Gadaffi regime battered from all sides
An imprisoned Libyan army colonel, who surrendered to the rebel forces two months ago, on Saturday told AFP that Moammar Gadaffi’s regime was riddled with divisions and in the process of collapse.
Speaking from a prisoner of war camp in the rebel enclave of Misrata, Colonel Wissam Miland said Gadaffi’s military hung together through coercion and mercenary-enforced martial law, but that infighting was rife.
“I think it will soon collapse,” he said, offering a rare glimpse inside Gadaffi’s three-pronged loyalist force, made of up army regulars, militia fighters and mercenaries.
“Among the militias, the Libyan soldiers were starting to fight with the foreign mercenaries, there are many problems,” he said in an interview.
“Gadaffi is losing now because of this,” he said, pointing to a series of recent military losses suffered by the regime.
The prospect of mounting divisions among Gadaffi’s fighters will be an encouraging sign for many Nato countries, which have warned that there can be no clear-cut military solution to Libya’s nearly six-month-old civil war.
Since the beginning of the revolt, the alliance—along with Libya’s rebels—has used sanctions, diplomacy and brute force to try to cleave off parts of Gadaffi’s inner circle in the hope of hitting the regime’s tipping point.
The prospect that Gadaffi’s use of foreign mercenaries may be backfiring, will also offer hope that the once oil-rich regime could be running out of options.
While it has long been known that Gadaffi has used paid fighters from Chad, Niger, Mauritania and other Sahel nations, their role has not always been clear.
“Within my unit there were a lot of mercenaries,” Miland said. “But they are not fighting with the army—they surround the army. They don’t let anyone fall back. If you retreat, they will kill you.”
Gadaffi regime gaining momentum

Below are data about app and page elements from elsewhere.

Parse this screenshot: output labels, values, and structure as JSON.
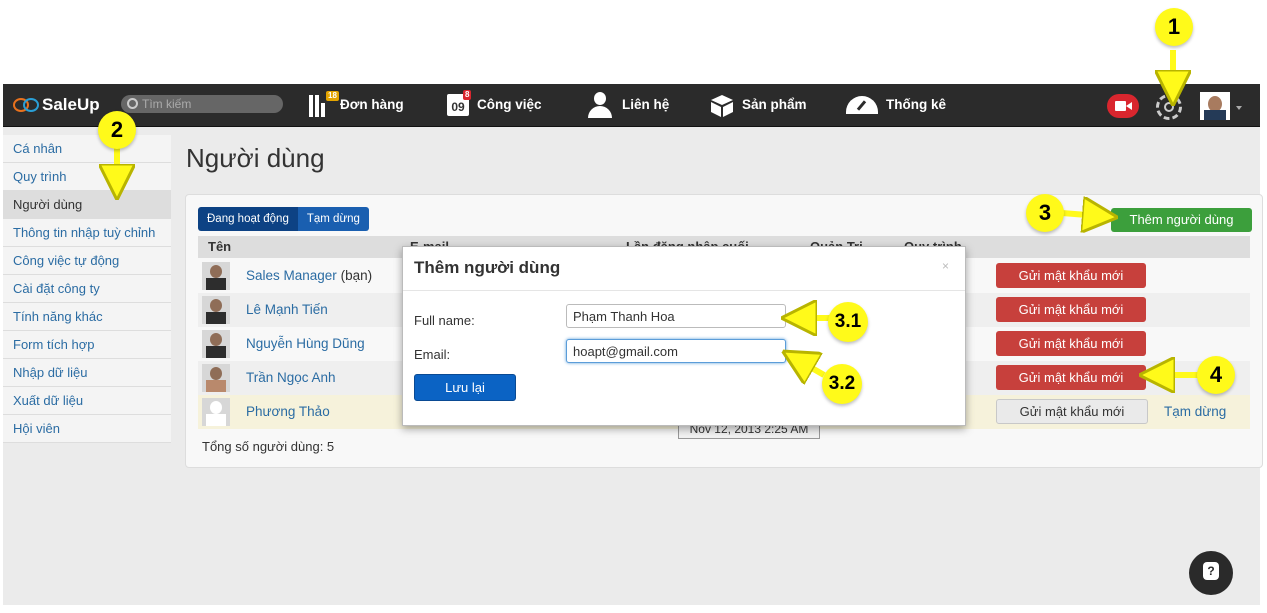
{
  "app": {
    "name": "SaleUp"
  },
  "nav": {
    "search_placeholder": "Tìm kiếm",
    "orders": {
      "label": "Đơn hàng",
      "badge": "18"
    },
    "tasks": {
      "label": "Công việc",
      "badge": "8",
      "day": "09"
    },
    "contacts": {
      "label": "Liên hệ"
    },
    "products": {
      "label": "Sản phẩm"
    },
    "stats": {
      "label": "Thống kê"
    }
  },
  "sidebar": {
    "items": [
      {
        "label": "Cá nhân"
      },
      {
        "label": "Quy trình"
      },
      {
        "label": "Người dùng"
      },
      {
        "label": "Thông tin nhập tuỳ chỉnh"
      },
      {
        "label": "Công việc tự động"
      },
      {
        "label": "Cài đặt công ty"
      },
      {
        "label": "Tính năng khác"
      },
      {
        "label": "Form tích hợp"
      },
      {
        "label": "Nhập dữ liệu"
      },
      {
        "label": "Xuất dữ liệu"
      },
      {
        "label": "Hội viên"
      }
    ]
  },
  "page": {
    "title": "Người dùng"
  },
  "tabs": {
    "active": "Đang hoạt động",
    "inactive": "Tạm dừng"
  },
  "add_user_label": "Thêm người dùng",
  "table": {
    "headers": {
      "name": "Tên",
      "email": "E-mail",
      "last_login": "Lần đăng nhập cuối",
      "admin": "Quản Trị",
      "process": "Quy trình"
    },
    "rows": [
      {
        "name": "Sales Manager",
        "suffix": "(bạn)",
        "action": "Gửi mật khẩu mới"
      },
      {
        "name": "Lê Mạnh Tiến",
        "action": "Gửi mật khẩu mới"
      },
      {
        "name": "Nguyễn Hùng Dũng",
        "action": "Gửi mật khẩu mới"
      },
      {
        "name": "Trần Ngọc Anh",
        "action": "Gửi mật khẩu mới"
      },
      {
        "name": "Phương Thảo",
        "action": "Gửi mật khẩu mới",
        "status_link": "Tạm dừng"
      }
    ],
    "total": "Tổng số người dùng: 5"
  },
  "tooltip": "Nov 12, 2013 2:25 AM",
  "modal": {
    "title": "Thêm người dùng",
    "close": "×",
    "fullname_label": "Full name:",
    "fullname_value": "Phạm Thanh Hoa",
    "email_label": "Email:",
    "email_value": "hoapt@gmail.com",
    "save_label": "Lưu lại"
  },
  "callouts": [
    "1",
    "2",
    "3",
    "3.1",
    "3.2",
    "4"
  ],
  "colors": {
    "callout": "#fffa1a",
    "nav_bg": "#2b2b2b",
    "danger": "#c7403c",
    "success": "#3c9f3c",
    "primary": "#0b63c4"
  }
}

Miland warned Gadaffi was also successfully using economic, social and political levers to sustain his regime.
“Most of the soldiers are illiterate, they are just trained very hard and they are told that Gadaffi is the most important person in the world—‘Your life depends on Gadaffi, if Gadaffi loses, you lose’,” he said.

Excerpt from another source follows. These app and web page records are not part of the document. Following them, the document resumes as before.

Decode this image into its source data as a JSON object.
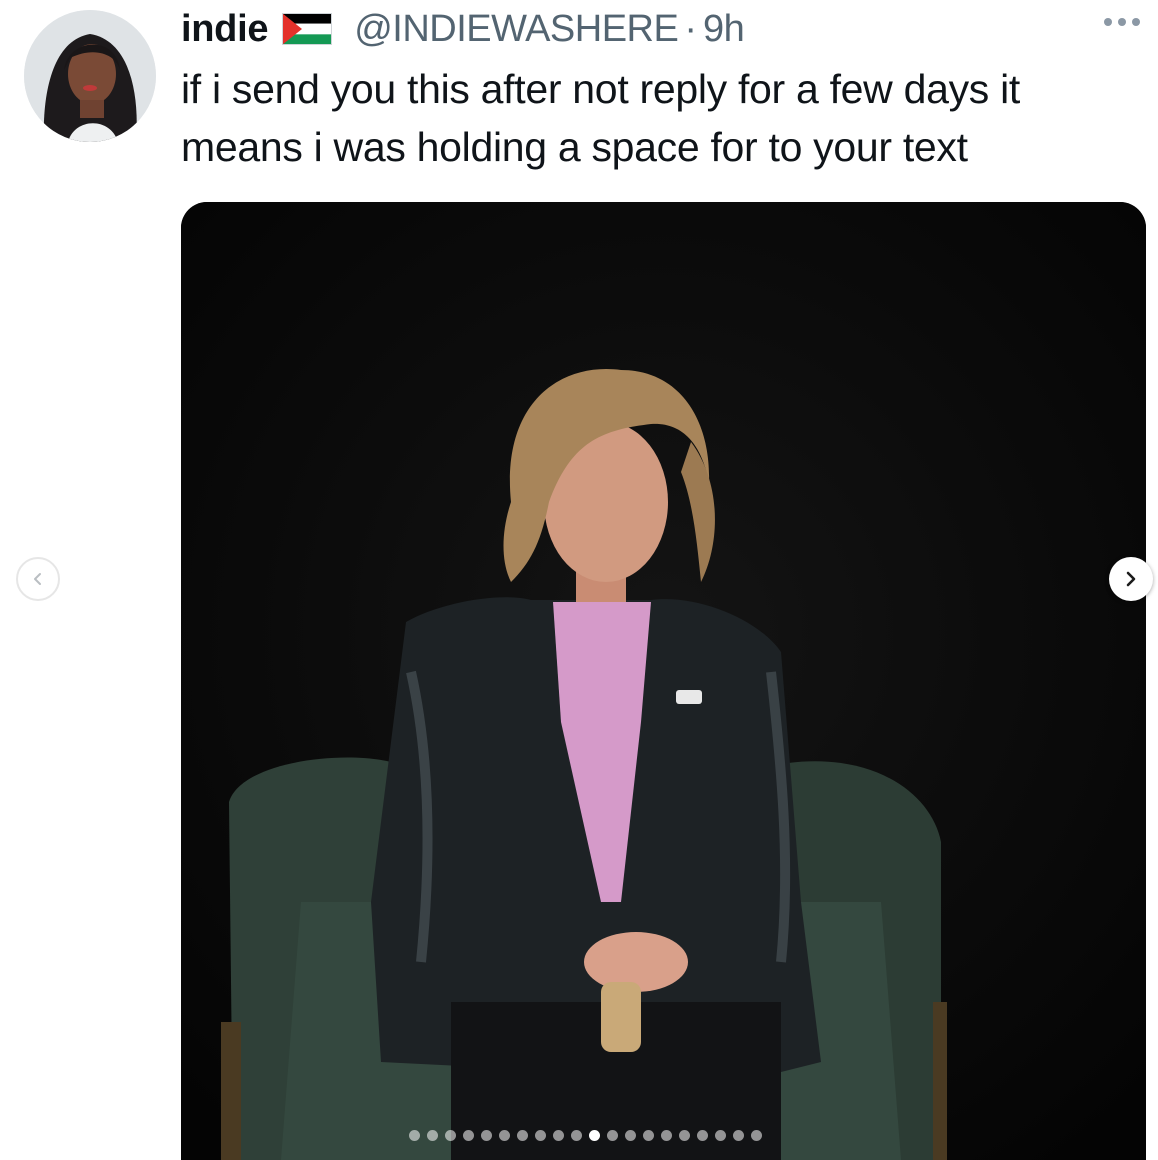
{
  "tweet": {
    "display_name": "indie",
    "flag_icon": "palestine-flag-icon",
    "handle": "@INDIEWASHERE",
    "separator": "·",
    "time": "9h",
    "text": "if i send you this after not reply for a few days it means i was holding a space for to your text"
  },
  "carousel": {
    "total_slides": 20,
    "active_index": 10
  },
  "colors": {
    "secondary_text": "#536471",
    "flag_black": "#000000",
    "flag_white": "#ffffff",
    "flag_green": "#149954",
    "flag_red": "#e4312b"
  }
}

“Most soldiers fight because they do believe that without Gadaffi they cannot leave.”
As the death toll mounts, there were signs that Gadaffi’s war effort had gathered some self-sustaining momentum.

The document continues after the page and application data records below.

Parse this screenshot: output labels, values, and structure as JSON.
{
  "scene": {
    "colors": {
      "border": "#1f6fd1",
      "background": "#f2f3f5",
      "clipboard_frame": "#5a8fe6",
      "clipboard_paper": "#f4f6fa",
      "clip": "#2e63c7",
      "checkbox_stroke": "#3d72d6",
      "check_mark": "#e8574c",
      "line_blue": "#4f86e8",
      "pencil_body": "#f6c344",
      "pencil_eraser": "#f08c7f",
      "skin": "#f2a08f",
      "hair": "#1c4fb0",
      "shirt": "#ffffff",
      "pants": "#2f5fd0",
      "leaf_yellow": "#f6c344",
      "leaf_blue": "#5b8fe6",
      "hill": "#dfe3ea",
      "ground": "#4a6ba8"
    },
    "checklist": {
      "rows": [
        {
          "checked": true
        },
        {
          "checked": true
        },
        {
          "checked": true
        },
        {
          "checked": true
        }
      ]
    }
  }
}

“Some people are fighting not because they like him but because their cousins or relatives have been killed,” Miland said.—AFP